Everyone knows someone with a food allergy. Maybe it’s the reason your child can’t bring peanut butter to school. Maybe it’s your friend who is afraid to eat at a restaurant or even at your house. Perhaps it’s a coworker who faithfully brings her own lunch to work every day. But for the person whose child has a food allergy or the friend with a food allergy, the world can be a scary place.
As we move toward the holiday season where every celebration seems to involve all kinds of tempting treats, I’m here to offer some hints and hopefully some understanding.
What it is
A food allergy can be life threatening, where even a small amount of that food cooked into something else, can kill a person. When someone with a food allergy ingests something they are allergic to, several things can happen:
- They may have nausea, vomiting, and diarrhea (No fun in and of themselves, but especially uncomfortable when at a holiday gathering.)
- They may break out in itchy hives.
- They may have trouble breathing.
- They may have trouble swallowing.
- They may go into anaphylactic shock with is life threatening and requires immediate emergency attention: an Epi-pen and a call for 911.
If a person who has a food allergy is coming to your house for a celebration or out to dinner, here are some of the things that person is thinking:
- I need to eat before I leave and have snacks with me in the car.
- I need to make sure I have Benadryl and my Epi-pen with me.
- I really feel embarrassed every time I have to explain to someone why my child or I are not eating.
- I really wish people would stop asking me if I can have just a little bit.
- Maybe I just won’t go in order to avoid the whole embarrassing situation.
People with food allergies often feel isolated, especially at this time of year. It starts with Halloween. Many food allergic children can’t eat candy and feel left out. Once we get to Thanksgiving, we often don’t know what we can eat unless we’ve done the cooking ourselves. Even when a well-meaning host insists that there is no milk in the mashed potatoes, she may not realize that butter has the same allergen as does milk (casein.) Cheese has casein, too. So does ice cream. Christmas and Hanukkah, with sweet treats galore, are as tough as Thanksgiving.
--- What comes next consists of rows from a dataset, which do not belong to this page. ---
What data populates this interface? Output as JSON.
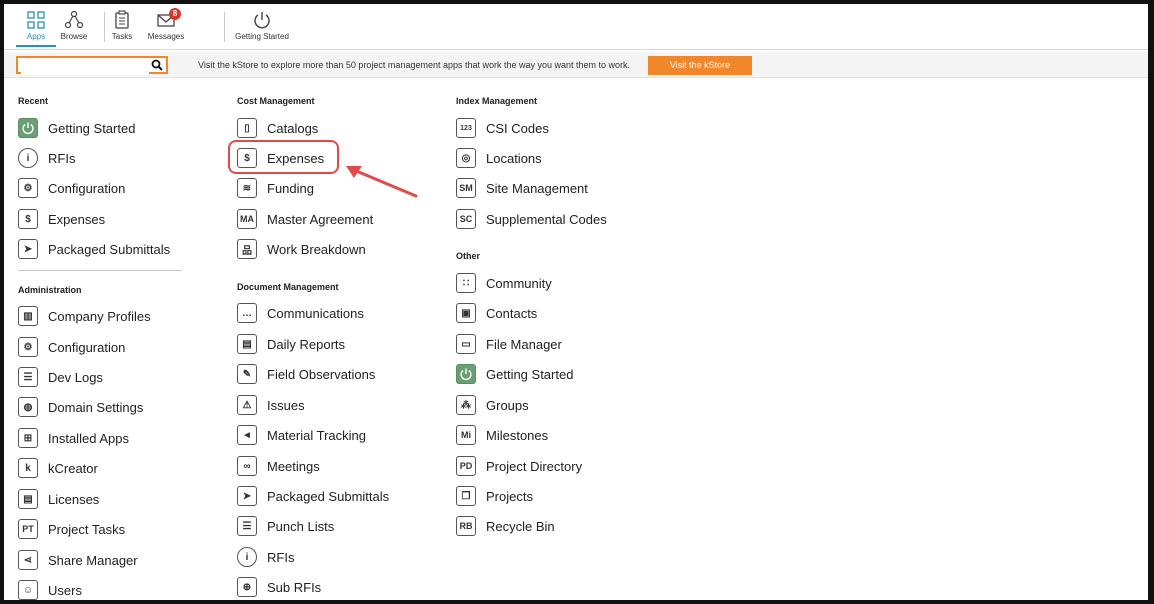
{
  "toolbar": {
    "items": [
      {
        "label": "Apps",
        "icon": "apps-icon",
        "active": true
      },
      {
        "label": "Browse",
        "icon": "browse-icon"
      },
      {
        "label": "Tasks",
        "icon": "tasks-icon"
      },
      {
        "label": "Messages",
        "icon": "messages-icon",
        "badge": "8"
      },
      {
        "label": "Getting Started",
        "icon": "power-icon"
      }
    ]
  },
  "search": {
    "value": "",
    "promo_text": "Visit the kStore to explore more than 50 project management apps that work the way you want them to work.",
    "button_label": "Visit the kStore"
  },
  "recent": {
    "heading": "Recent",
    "items": [
      {
        "label": "Getting Started",
        "icon": "power-icon"
      },
      {
        "label": "RFIs",
        "icon": "rfi-icon"
      },
      {
        "label": "Configuration",
        "icon": "gear-icon"
      },
      {
        "label": "Expenses",
        "icon": "dollar-icon"
      },
      {
        "label": "Packaged Submittals",
        "icon": "submittal-icon"
      }
    ]
  },
  "administration": {
    "heading": "Administration",
    "items": [
      {
        "label": "Company Profiles",
        "icon": "company-icon"
      },
      {
        "label": "Configuration",
        "icon": "gear-icon"
      },
      {
        "label": "Dev Logs",
        "icon": "devlog-icon"
      },
      {
        "label": "Domain Settings",
        "icon": "globe-icon"
      },
      {
        "label": "Installed Apps",
        "icon": "apps-icon"
      },
      {
        "label": "kCreator",
        "icon": "kcreator-icon"
      },
      {
        "label": "Licenses",
        "icon": "license-icon"
      },
      {
        "label": "Project Tasks",
        "icon": "pt-icon",
        "abbr": "PT"
      },
      {
        "label": "Share Manager",
        "icon": "share-icon"
      },
      {
        "label": "Users",
        "icon": "user-icon"
      }
    ]
  },
  "cost_management": {
    "heading": "Cost Management",
    "items": [
      {
        "label": "Catalogs",
        "icon": "book-icon"
      },
      {
        "label": "Expenses",
        "icon": "dollar-icon"
      },
      {
        "label": "Funding",
        "icon": "funding-icon"
      },
      {
        "label": "Master Agreement",
        "icon": "ma-icon",
        "abbr": "MA"
      },
      {
        "label": "Work Breakdown",
        "icon": "hierarchy-icon"
      }
    ]
  },
  "document_management": {
    "heading": "Document Management",
    "items": [
      {
        "label": "Communications",
        "icon": "chat-icon"
      },
      {
        "label": "Daily Reports",
        "icon": "report-icon"
      },
      {
        "label": "Field Observations",
        "icon": "observation-icon"
      },
      {
        "label": "Issues",
        "icon": "warning-icon"
      },
      {
        "label": "Material Tracking",
        "icon": "send-icon"
      },
      {
        "label": "Meetings",
        "icon": "meeting-icon"
      },
      {
        "label": "Packaged Submittals",
        "icon": "submittal-icon"
      },
      {
        "label": "Punch Lists",
        "icon": "list-icon"
      },
      {
        "label": "RFIs",
        "icon": "rfi-icon"
      },
      {
        "label": "Sub RFIs",
        "icon": "sub-rfi-icon"
      }
    ]
  },
  "index_management": {
    "heading": "Index Management",
    "items": [
      {
        "label": "CSI Codes",
        "icon": "csi-icon"
      },
      {
        "label": "Locations",
        "icon": "location-icon"
      },
      {
        "label": "Site Management",
        "icon": "sm-icon",
        "abbr": "SM"
      },
      {
        "label": "Supplemental Codes",
        "icon": "sc-icon",
        "abbr": "SC"
      }
    ]
  },
  "other": {
    "heading": "Other",
    "items": [
      {
        "label": "Community",
        "icon": "community-icon"
      },
      {
        "label": "Contacts",
        "icon": "contacts-icon"
      },
      {
        "label": "File Manager",
        "icon": "folder-icon"
      },
      {
        "label": "Getting Started",
        "icon": "power-icon"
      },
      {
        "label": "Groups",
        "icon": "groups-icon"
      },
      {
        "label": "Milestones",
        "icon": "mi-icon",
        "abbr": "Mi"
      },
      {
        "label": "Project Directory",
        "icon": "pd-icon",
        "abbr": "PD"
      },
      {
        "label": "Projects",
        "icon": "projects-icon"
      },
      {
        "label": "Recycle Bin",
        "icon": "rb-icon",
        "abbr": "RB"
      }
    ]
  },
  "colors": {
    "accent": "#f0872a",
    "active_tab": "#2a8fbd",
    "highlight": "#e24a4a",
    "badge": "#d9352b"
  }
}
If You’re Hosting
So as a host/hostess or Halloween homeowner, what can you do? There are a few easy steps that you can take to make your guest feel welcome and safe.
- On Halloween, there is a Teal Pumpkin project. The teal pumpkin signifies that there are food-free treats here. You can find the teal pumpkin or window cling at many craft and party stores. A nice one can be found on Amazon, just click here. It’s easy to go to the local party store and buy a package of Halloween pencils or little Halloween trinkets like plastic spiders.
- If you’re inviting someone who says they have food allergies, ask them if they would be more comfortable bringing some of their own food. They may be ok with you telling them your ingredients list (save ingredient labels), but they may be very relieved that you understand enough to not be offended if they arrive with a bologna sandwich!
- Finally, don’t be offended! If we come to your gathering and we opt not to eat, it’s because the pleasure of your company is far more important to us than the food. Eating may make us nervous, especially if we have suffered serious reactions in the past, and then we will not enjoy ourselves. We just want to enjoy your company!